__Activity__. Go through the data below and return each line containing the word "name".
Input material Block Start
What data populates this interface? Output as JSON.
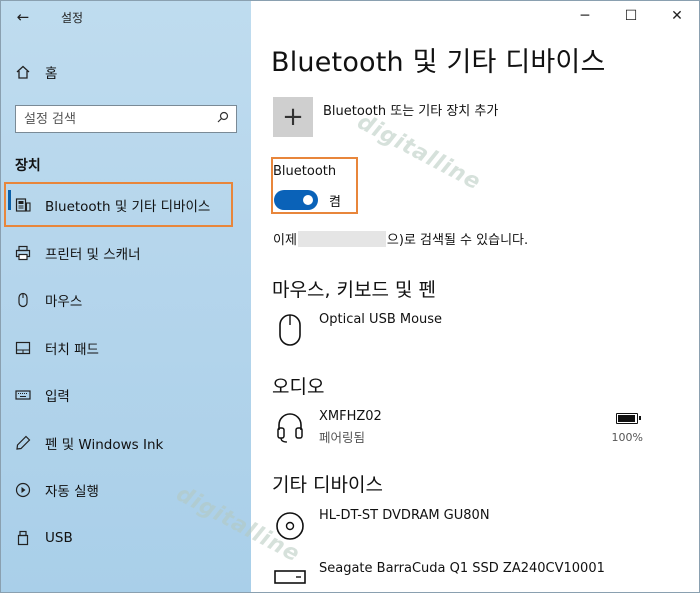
{
  "window": {
    "app_title": "설정",
    "back_icon": "back-arrow-icon",
    "controls": {
      "minimize": "─",
      "maximize": "☐",
      "close": "✕"
    }
  },
  "sidebar": {
    "home_label": "홈",
    "search_placeholder": "설정 검색",
    "section_header": "장치",
    "items": [
      {
        "label": "Bluetooth 및 기타 디바이스",
        "icon": "bluetooth-devices-icon",
        "selected": true
      },
      {
        "label": "프린터 및 스캐너",
        "icon": "printer-icon"
      },
      {
        "label": "마우스",
        "icon": "mouse-icon"
      },
      {
        "label": "터치 패드",
        "icon": "touchpad-icon"
      },
      {
        "label": "입력",
        "icon": "keyboard-icon"
      },
      {
        "label": "펜 및 Windows Ink",
        "icon": "pen-icon"
      },
      {
        "label": "자동 실행",
        "icon": "autoplay-icon"
      },
      {
        "label": "USB",
        "icon": "usb-icon"
      }
    ]
  },
  "main": {
    "title": "Bluetooth 및 기타 디바이스",
    "add_device_label": "Bluetooth 또는 기타 장치 추가",
    "bluetooth": {
      "label": "Bluetooth",
      "state": "켬",
      "on": true
    },
    "discover": {
      "prefix": "이제",
      "suffix": "으)로 검색될 수 있습니다."
    },
    "groups": {
      "mouse_keyboard_pen": {
        "title": "마우스, 키보드 및 펜",
        "devices": [
          {
            "name": "Optical USB Mouse",
            "icon": "mouse-icon"
          }
        ]
      },
      "audio": {
        "title": "오디오",
        "devices": [
          {
            "name": "XMFHZ02",
            "status": "페어링됨",
            "icon": "headset-icon",
            "battery": "100%",
            "battery_level": 1.0
          }
        ]
      },
      "other": {
        "title": "기타 디바이스",
        "devices": [
          {
            "name": "HL-DT-ST DVDRAM GU80N",
            "icon": "optical-drive-icon"
          },
          {
            "name": "Seagate BarraCuda Q1 SSD ZA240CV10001",
            "icon": "drive-icon"
          }
        ]
      }
    }
  },
  "watermarks": [
    "digitalline",
    "digitalline"
  ]
}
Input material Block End
__Problem solution__.
            "name": "Optical USB Mouse",
            "name": "XMFHZ02",
            "name": "HL-DT-ST DVDRAM GU80N",
            "name": "Seagate BarraCuda Q1 SSD ZA240CV10001",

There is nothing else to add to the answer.